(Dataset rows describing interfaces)
-------
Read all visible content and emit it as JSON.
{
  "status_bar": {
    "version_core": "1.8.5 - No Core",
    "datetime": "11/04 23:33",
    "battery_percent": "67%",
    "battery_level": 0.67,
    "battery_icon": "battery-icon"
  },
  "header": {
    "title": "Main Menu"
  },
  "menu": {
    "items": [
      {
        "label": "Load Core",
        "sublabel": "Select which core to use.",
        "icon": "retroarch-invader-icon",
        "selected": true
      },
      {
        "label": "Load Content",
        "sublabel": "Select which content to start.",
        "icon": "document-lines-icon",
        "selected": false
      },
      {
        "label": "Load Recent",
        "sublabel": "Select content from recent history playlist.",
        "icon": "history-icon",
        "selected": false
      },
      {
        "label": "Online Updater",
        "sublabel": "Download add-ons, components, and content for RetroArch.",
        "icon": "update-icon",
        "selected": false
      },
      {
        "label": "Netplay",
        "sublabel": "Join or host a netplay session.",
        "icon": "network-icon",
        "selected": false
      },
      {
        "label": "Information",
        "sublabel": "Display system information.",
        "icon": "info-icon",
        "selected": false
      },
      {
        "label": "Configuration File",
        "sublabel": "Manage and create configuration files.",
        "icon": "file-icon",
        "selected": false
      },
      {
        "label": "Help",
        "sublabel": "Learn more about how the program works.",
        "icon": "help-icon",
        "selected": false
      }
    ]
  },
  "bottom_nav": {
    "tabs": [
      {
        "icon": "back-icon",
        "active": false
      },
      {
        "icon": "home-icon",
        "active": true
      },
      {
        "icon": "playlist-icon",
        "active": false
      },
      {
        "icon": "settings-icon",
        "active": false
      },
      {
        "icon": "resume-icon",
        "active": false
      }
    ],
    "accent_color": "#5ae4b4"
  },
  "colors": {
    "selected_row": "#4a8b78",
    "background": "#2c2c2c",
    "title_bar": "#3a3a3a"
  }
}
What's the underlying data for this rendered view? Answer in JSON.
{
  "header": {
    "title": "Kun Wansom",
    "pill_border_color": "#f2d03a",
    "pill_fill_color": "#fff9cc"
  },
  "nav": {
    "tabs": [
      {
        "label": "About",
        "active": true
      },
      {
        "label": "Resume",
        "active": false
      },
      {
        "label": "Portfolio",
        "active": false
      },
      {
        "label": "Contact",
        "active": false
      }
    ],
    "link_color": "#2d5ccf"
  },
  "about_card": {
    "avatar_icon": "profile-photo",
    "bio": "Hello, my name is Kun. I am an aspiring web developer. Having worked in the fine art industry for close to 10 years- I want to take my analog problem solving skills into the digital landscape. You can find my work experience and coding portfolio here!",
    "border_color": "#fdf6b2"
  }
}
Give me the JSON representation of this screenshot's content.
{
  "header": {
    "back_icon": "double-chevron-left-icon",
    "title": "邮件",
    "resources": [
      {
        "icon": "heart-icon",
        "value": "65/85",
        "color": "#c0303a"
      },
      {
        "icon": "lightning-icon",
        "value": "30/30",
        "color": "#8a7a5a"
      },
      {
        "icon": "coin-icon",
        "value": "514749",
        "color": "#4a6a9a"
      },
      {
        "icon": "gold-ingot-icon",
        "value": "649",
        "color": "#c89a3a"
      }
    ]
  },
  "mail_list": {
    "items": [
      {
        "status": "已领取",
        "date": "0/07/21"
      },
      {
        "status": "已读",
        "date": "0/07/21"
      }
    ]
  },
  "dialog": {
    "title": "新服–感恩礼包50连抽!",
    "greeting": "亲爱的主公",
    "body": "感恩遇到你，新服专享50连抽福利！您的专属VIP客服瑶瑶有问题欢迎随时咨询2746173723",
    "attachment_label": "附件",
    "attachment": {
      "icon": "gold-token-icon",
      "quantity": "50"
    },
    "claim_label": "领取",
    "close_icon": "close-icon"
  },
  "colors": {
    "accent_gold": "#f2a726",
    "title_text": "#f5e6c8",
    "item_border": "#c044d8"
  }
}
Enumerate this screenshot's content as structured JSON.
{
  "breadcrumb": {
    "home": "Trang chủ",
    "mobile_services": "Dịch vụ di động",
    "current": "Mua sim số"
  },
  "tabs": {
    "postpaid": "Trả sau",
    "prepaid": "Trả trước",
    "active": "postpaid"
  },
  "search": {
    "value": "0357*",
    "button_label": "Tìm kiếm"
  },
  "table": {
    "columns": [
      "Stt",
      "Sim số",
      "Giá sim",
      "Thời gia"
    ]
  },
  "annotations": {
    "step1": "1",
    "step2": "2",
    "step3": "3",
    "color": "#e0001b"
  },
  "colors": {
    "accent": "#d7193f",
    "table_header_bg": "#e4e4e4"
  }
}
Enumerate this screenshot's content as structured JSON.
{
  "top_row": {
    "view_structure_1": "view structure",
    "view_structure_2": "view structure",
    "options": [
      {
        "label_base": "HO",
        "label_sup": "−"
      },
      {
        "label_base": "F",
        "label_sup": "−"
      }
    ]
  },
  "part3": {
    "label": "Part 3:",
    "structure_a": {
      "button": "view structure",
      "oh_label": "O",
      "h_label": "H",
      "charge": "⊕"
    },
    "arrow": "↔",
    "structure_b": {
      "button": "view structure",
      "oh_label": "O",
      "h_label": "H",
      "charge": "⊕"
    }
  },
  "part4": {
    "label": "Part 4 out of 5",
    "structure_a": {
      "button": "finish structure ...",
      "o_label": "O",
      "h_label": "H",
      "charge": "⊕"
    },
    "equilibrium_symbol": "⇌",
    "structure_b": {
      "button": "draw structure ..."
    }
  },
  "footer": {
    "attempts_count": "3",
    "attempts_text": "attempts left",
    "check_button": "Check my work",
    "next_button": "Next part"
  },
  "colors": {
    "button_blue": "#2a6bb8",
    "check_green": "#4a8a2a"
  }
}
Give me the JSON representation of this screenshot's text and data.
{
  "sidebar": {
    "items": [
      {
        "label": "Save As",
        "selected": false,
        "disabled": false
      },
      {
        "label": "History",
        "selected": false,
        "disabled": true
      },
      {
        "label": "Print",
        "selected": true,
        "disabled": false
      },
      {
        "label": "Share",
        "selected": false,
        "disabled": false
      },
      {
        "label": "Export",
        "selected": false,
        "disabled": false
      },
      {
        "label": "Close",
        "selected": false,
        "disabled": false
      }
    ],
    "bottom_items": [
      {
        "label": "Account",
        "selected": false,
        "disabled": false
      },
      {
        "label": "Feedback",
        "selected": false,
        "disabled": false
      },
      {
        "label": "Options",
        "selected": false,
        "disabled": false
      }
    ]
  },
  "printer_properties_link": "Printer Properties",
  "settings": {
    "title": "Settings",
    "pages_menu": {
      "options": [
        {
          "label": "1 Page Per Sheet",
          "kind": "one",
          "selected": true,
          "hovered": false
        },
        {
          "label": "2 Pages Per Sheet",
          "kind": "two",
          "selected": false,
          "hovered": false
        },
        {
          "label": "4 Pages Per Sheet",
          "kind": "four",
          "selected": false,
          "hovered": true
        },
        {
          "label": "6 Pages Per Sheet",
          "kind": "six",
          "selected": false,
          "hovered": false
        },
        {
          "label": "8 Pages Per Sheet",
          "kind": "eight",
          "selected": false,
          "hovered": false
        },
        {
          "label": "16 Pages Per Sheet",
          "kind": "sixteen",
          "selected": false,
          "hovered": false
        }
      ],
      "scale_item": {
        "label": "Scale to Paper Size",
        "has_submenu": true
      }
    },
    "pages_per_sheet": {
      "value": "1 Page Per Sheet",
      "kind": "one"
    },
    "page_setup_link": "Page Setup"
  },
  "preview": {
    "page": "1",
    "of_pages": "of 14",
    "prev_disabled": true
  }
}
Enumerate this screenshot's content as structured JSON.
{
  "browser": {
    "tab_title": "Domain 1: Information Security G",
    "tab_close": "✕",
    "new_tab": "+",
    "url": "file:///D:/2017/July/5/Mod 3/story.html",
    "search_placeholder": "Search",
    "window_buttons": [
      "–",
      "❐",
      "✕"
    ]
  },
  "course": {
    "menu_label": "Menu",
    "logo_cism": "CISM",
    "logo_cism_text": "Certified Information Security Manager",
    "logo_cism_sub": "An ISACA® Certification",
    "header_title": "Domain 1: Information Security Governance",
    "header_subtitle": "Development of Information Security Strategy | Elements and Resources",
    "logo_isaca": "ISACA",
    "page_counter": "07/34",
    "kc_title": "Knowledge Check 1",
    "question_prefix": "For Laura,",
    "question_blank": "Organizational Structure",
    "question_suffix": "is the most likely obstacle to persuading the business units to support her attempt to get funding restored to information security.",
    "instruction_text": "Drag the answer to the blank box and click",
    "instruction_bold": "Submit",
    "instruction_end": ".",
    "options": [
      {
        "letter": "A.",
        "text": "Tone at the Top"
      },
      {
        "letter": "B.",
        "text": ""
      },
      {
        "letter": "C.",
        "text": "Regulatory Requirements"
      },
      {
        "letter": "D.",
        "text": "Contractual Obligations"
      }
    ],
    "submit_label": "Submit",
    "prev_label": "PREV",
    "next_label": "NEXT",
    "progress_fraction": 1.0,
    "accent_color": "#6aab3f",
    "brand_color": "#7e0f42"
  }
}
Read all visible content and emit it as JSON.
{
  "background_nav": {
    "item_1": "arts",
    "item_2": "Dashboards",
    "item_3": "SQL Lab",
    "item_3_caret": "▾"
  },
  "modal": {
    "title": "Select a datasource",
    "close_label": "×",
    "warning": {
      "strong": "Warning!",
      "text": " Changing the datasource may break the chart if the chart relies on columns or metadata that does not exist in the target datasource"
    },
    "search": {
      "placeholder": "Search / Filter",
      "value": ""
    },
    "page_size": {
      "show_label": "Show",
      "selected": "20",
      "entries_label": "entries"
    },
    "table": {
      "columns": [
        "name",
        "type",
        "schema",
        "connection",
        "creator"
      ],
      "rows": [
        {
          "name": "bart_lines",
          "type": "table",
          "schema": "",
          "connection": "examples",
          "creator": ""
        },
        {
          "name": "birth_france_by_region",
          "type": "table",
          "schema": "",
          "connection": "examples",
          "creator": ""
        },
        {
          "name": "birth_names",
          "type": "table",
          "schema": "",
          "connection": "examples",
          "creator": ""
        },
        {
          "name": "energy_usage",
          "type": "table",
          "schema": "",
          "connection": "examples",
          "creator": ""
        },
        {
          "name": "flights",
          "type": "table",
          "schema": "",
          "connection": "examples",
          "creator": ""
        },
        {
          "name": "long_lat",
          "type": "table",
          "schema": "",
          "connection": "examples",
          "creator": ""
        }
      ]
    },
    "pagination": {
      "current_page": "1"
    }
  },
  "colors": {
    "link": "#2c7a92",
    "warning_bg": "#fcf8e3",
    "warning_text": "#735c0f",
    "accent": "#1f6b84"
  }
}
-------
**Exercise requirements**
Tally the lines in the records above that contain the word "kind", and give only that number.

**Task output**
7